A Different Reality
I am not sure why movies do this to me. A good song has a similar effect on me. Music and movies have a power over my emotions and my thinking, until I break away after a little time back in the real world.
In the movie today, there were some lines that stuck with me. In the film, the main character, Dr. Martin Harris, awakens from a four day coma, only to find that his identity has been stolen. Everyone is telling him that he is not who he thinks he is. He says to his doctor, “Do you know what it feels like to become insane? It’s a war between being told who you are and knowing who you are. Which do you think wins?”
Sometimes I think that the reason I sink so easily into a role I play onstage or the reason I lose myself in a good movie is because I find it simple to believe in the idea that a person can be told who they are, that our reality is as fragile as a leaf in autumn. Our hold on our lives can break with the slightest breeze. One day we can have everything. The next day we could lose it all. We believe we are who we are, but at some point we might be told or we might come to believe we are something else. If we do not have a strong grip, we could be easily persuaded to believe in a different reality.

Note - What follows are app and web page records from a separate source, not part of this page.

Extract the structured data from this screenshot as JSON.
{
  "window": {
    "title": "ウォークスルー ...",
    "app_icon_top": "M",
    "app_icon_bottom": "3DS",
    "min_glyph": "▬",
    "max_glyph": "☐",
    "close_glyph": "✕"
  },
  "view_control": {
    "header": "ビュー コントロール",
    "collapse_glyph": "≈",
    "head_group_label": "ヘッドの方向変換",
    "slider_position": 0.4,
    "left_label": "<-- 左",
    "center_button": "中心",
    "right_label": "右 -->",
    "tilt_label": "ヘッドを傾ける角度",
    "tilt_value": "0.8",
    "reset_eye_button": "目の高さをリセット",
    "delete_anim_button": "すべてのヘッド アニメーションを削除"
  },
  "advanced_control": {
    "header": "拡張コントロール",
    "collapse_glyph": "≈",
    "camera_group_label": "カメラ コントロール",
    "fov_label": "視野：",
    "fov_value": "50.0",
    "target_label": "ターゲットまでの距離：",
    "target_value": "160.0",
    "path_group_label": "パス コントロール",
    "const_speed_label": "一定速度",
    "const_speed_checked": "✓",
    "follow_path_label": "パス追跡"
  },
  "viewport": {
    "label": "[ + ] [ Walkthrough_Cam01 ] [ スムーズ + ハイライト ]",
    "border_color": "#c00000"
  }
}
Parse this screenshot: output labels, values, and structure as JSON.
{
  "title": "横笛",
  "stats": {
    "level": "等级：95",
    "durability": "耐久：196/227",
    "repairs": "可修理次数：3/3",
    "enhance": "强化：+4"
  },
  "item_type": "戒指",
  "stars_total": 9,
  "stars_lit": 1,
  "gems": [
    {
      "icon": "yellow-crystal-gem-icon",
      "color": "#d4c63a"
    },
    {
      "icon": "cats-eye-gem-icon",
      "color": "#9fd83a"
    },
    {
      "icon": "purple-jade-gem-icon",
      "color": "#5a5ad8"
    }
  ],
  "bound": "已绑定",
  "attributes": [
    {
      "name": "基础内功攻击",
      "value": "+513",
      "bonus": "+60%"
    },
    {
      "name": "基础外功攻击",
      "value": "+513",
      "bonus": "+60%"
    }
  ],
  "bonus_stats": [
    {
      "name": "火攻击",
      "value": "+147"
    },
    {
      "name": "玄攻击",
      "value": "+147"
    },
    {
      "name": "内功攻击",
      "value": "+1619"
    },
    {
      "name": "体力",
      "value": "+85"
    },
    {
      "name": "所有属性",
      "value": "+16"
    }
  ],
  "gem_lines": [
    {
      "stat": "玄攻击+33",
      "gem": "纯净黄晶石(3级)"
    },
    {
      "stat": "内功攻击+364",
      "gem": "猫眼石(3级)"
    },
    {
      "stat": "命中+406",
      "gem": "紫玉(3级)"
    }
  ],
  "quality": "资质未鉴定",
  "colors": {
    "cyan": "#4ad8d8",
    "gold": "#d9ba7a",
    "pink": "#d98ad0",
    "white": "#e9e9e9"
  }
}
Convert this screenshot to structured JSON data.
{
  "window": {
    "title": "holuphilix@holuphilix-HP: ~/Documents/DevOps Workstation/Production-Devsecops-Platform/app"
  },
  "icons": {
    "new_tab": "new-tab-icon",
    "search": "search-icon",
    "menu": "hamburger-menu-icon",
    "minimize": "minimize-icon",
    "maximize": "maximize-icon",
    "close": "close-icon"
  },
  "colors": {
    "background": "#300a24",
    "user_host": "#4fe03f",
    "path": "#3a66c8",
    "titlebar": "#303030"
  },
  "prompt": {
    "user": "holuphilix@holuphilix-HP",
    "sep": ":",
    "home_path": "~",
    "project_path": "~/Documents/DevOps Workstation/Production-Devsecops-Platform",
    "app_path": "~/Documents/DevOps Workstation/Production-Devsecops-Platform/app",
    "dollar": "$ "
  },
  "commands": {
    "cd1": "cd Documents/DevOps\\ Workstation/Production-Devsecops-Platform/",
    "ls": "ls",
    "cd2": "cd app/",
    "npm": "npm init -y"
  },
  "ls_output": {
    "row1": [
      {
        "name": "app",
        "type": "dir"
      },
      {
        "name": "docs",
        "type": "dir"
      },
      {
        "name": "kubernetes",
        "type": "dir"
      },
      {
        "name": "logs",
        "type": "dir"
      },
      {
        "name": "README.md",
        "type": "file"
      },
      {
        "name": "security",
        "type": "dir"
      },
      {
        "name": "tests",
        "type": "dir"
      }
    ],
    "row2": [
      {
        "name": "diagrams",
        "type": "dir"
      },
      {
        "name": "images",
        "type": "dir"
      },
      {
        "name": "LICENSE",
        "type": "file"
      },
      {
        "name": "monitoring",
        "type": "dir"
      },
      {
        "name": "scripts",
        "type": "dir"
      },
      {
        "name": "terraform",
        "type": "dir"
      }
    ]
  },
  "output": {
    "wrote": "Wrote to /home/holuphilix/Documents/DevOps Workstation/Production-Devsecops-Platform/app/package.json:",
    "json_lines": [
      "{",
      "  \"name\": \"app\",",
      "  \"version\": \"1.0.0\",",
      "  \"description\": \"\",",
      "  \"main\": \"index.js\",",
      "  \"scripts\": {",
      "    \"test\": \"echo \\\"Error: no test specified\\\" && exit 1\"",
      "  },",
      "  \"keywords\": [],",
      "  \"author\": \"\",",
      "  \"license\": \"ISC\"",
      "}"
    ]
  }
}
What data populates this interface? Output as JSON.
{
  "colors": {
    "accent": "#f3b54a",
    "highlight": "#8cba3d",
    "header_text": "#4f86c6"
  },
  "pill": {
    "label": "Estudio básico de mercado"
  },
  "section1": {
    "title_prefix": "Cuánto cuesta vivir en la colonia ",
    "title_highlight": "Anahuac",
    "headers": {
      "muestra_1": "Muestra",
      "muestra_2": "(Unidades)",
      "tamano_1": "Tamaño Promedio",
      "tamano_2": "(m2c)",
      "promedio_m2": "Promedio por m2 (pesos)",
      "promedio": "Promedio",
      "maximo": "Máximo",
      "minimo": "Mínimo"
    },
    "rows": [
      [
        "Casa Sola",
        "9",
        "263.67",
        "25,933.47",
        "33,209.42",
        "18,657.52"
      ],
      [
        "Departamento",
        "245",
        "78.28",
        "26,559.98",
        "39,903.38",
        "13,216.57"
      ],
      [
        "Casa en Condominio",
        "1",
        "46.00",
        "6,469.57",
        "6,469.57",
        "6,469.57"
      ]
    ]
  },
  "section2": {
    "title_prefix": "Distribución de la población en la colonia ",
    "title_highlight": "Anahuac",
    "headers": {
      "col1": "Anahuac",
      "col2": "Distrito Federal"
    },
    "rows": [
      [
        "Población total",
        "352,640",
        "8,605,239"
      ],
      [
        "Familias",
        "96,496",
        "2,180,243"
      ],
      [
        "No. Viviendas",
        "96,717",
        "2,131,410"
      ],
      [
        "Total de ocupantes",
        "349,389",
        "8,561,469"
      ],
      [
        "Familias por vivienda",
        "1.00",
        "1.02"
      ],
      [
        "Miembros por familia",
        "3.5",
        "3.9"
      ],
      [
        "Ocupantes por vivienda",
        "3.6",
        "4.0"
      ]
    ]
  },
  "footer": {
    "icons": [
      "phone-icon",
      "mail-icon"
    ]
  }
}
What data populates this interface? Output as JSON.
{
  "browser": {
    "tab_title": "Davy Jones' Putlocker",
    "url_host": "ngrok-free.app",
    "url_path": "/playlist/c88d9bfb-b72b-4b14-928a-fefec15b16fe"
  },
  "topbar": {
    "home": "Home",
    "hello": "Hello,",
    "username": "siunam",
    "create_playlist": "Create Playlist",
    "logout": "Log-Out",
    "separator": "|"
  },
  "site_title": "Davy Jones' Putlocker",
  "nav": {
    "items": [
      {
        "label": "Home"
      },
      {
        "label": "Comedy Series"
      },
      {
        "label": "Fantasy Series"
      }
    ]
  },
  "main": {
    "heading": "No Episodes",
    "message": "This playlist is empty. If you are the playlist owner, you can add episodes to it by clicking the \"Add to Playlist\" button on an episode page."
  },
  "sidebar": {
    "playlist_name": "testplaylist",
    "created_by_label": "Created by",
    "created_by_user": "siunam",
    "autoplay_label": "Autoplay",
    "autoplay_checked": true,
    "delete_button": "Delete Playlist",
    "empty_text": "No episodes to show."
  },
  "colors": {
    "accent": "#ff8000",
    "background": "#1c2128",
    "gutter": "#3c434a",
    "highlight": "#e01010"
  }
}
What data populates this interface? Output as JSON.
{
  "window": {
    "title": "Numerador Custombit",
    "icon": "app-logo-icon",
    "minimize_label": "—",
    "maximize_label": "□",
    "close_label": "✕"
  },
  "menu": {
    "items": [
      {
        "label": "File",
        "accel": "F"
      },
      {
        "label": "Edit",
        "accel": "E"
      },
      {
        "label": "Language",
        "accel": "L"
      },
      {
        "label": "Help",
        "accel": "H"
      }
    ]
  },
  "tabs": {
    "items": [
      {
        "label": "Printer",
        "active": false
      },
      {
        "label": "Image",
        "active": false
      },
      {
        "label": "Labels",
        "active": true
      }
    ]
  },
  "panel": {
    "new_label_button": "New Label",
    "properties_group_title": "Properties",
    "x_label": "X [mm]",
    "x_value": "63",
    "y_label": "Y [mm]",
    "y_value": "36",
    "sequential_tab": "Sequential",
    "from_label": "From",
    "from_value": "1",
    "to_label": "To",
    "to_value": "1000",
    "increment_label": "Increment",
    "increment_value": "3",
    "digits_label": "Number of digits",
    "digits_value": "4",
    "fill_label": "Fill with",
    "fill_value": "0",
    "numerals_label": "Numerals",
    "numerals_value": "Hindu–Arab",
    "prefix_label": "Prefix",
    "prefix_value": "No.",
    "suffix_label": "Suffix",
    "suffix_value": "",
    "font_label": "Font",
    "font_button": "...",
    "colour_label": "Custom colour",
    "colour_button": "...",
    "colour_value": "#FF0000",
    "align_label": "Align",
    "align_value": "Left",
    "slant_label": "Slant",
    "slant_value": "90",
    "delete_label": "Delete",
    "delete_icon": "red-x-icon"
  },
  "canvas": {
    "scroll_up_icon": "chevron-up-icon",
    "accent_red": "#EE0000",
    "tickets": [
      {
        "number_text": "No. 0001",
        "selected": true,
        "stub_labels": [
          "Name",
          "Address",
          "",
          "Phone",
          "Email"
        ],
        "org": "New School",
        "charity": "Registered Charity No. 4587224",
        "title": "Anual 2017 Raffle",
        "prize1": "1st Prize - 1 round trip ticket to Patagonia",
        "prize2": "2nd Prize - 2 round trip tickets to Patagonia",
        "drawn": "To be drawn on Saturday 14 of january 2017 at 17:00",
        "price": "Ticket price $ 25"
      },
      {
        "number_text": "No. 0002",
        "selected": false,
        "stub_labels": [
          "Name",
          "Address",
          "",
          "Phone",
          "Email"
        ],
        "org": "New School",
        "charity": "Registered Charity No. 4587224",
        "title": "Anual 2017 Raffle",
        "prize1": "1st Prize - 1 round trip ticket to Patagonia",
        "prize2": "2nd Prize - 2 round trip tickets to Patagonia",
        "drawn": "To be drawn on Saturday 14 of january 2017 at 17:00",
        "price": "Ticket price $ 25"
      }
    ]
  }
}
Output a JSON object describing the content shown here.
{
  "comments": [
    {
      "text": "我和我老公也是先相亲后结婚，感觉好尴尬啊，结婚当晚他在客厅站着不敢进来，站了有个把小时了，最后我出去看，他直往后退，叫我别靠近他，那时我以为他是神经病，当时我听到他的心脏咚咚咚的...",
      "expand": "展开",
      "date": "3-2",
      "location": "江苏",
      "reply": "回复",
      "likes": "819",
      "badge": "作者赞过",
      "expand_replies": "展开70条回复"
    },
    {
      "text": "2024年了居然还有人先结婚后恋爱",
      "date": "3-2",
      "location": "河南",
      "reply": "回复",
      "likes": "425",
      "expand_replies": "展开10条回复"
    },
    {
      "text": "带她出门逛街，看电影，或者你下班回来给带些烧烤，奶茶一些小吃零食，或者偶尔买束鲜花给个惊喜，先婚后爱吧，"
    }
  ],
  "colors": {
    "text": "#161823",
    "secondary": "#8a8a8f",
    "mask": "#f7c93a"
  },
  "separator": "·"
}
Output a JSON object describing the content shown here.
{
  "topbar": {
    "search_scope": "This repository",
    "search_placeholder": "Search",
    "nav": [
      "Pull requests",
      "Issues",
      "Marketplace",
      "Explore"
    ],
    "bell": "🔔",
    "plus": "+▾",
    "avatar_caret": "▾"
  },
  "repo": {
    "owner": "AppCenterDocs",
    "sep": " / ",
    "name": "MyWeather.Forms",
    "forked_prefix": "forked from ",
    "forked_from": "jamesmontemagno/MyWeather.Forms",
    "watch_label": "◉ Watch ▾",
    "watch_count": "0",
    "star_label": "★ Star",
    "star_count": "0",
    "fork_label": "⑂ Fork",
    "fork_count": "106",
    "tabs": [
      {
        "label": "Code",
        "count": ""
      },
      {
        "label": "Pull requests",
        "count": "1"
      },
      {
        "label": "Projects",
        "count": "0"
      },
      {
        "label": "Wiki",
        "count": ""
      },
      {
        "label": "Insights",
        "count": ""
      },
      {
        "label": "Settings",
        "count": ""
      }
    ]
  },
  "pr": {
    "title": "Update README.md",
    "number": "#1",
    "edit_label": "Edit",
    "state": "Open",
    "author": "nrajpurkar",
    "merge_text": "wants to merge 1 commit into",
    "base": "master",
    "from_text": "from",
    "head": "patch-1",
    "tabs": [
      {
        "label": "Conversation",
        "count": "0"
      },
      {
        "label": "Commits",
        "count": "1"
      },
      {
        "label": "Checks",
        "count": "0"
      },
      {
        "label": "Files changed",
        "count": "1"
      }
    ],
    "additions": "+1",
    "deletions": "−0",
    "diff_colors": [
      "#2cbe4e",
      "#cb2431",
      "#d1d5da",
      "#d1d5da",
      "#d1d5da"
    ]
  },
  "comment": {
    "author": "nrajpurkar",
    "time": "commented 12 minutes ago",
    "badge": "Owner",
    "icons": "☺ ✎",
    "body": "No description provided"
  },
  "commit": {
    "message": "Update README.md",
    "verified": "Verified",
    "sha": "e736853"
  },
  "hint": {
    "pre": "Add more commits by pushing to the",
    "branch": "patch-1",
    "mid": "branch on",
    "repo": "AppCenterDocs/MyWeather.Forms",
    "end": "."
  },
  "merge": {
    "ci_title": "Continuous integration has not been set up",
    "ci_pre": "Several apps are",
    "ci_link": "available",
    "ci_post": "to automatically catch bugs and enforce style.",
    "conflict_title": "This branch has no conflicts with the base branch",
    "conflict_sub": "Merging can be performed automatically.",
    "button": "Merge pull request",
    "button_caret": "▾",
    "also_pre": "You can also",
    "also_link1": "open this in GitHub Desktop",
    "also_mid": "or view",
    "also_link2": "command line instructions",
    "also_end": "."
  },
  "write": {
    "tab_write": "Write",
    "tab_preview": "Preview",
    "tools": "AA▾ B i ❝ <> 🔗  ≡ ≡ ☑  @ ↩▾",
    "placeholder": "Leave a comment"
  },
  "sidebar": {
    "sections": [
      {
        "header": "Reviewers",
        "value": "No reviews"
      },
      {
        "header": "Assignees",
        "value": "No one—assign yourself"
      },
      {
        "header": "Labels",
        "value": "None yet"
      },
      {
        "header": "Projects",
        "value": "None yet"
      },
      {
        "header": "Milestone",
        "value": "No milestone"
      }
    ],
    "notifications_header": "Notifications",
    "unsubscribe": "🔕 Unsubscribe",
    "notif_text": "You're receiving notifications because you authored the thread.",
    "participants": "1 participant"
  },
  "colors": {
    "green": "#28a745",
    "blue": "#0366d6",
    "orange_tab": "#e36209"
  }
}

I have sympathy for those who are struggling with keeping a handle on their present reality. Those who are aging, those who are troubled, those who are terribly insecure, those who may be facing addiction, all of these people are caught in their own wars, their own unscripted films. It is something that may be difficult to experience or perhaps even to witness, but the loss of grip may not be within their present control, and thus the only thing we can do as onlookers is to cushion their fall. And who’s to say that their travel is not without its own rewards? Who’s to say they will not become stronger in the end? Who is to say that we don't have much to learn from their journey?
I told you movies are dangerous.
"After the leaves have fallen, we return
To a plain sense of things. It is as if
We had come to an end of the imagination,
Inanimate in an inert savoir."
- Wallace Stevens, The Plain Sense of Things, 1952